═══ TASK DATA ═══

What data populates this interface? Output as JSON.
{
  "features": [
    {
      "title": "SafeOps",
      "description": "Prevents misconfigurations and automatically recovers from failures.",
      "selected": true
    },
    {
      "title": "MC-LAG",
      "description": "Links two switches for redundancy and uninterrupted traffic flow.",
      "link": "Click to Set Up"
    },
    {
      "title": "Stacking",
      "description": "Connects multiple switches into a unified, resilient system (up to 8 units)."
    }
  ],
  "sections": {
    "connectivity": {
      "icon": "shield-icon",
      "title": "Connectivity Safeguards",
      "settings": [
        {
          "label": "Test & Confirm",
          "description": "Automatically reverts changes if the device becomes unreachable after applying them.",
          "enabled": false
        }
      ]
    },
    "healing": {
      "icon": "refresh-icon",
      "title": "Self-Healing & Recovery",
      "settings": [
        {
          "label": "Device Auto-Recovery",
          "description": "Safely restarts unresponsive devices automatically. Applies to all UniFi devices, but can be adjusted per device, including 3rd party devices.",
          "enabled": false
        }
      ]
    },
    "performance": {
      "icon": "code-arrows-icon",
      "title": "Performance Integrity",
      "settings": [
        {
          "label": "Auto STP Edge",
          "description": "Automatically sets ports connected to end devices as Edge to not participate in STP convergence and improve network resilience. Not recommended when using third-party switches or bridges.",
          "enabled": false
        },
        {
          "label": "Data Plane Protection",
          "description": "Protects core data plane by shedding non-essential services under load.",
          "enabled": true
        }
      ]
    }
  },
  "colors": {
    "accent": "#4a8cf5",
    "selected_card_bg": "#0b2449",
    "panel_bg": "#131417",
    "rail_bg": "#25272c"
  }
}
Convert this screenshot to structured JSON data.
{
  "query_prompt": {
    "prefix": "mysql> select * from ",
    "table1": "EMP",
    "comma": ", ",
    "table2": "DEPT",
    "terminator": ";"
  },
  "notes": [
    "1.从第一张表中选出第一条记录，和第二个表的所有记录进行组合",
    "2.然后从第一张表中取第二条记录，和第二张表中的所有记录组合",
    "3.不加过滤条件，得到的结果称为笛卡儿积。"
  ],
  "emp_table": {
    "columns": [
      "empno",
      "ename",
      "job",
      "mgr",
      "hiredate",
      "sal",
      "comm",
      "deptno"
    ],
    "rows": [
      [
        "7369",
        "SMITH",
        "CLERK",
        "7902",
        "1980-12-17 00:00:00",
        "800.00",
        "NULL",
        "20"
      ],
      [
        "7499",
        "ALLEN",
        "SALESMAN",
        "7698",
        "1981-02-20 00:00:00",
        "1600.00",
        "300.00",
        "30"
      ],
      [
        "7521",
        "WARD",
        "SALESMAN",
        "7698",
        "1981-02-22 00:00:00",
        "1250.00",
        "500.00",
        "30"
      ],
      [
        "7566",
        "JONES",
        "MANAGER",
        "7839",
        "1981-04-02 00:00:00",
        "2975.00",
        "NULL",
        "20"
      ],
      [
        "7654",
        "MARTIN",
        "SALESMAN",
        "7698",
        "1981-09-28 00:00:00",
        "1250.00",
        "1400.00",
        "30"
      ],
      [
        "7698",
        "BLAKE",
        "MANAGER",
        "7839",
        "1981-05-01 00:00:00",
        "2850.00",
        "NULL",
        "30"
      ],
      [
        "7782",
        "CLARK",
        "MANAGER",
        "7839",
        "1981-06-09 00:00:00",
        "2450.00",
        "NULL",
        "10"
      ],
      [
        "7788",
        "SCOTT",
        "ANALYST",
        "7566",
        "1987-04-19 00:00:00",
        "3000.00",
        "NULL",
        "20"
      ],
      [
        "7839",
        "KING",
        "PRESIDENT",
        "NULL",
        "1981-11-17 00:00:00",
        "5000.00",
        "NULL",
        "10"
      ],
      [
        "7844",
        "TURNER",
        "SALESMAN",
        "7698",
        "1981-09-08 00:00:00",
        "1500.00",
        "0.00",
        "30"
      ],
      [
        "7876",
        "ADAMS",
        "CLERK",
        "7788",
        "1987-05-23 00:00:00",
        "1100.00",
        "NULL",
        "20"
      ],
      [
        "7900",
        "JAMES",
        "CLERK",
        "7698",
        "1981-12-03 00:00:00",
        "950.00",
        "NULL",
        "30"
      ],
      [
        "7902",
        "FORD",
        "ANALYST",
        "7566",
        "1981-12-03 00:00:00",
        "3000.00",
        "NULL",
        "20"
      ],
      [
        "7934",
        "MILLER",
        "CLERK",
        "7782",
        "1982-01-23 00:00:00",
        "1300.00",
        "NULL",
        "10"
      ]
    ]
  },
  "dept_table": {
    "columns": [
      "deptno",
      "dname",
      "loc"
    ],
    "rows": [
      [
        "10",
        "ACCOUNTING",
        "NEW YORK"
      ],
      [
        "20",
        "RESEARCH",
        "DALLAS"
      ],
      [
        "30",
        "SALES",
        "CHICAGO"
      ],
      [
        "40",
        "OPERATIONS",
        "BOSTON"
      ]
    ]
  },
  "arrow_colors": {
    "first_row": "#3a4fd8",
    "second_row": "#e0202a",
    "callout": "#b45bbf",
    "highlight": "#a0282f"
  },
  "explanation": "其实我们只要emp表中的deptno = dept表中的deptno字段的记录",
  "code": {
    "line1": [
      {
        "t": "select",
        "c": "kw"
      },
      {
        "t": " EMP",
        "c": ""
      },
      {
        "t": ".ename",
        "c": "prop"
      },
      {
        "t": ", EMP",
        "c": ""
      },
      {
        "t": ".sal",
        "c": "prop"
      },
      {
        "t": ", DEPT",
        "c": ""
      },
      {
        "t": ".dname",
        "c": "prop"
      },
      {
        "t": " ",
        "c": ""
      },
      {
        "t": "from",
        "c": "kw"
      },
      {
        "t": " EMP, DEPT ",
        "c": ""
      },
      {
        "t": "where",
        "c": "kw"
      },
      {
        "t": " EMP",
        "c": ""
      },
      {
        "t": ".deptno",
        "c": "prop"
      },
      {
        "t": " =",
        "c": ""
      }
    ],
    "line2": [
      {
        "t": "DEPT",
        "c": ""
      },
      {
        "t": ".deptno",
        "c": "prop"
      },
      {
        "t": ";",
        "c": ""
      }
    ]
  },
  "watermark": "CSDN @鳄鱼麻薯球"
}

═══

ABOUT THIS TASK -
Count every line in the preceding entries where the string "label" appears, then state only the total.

WORKED SOLUTION -
4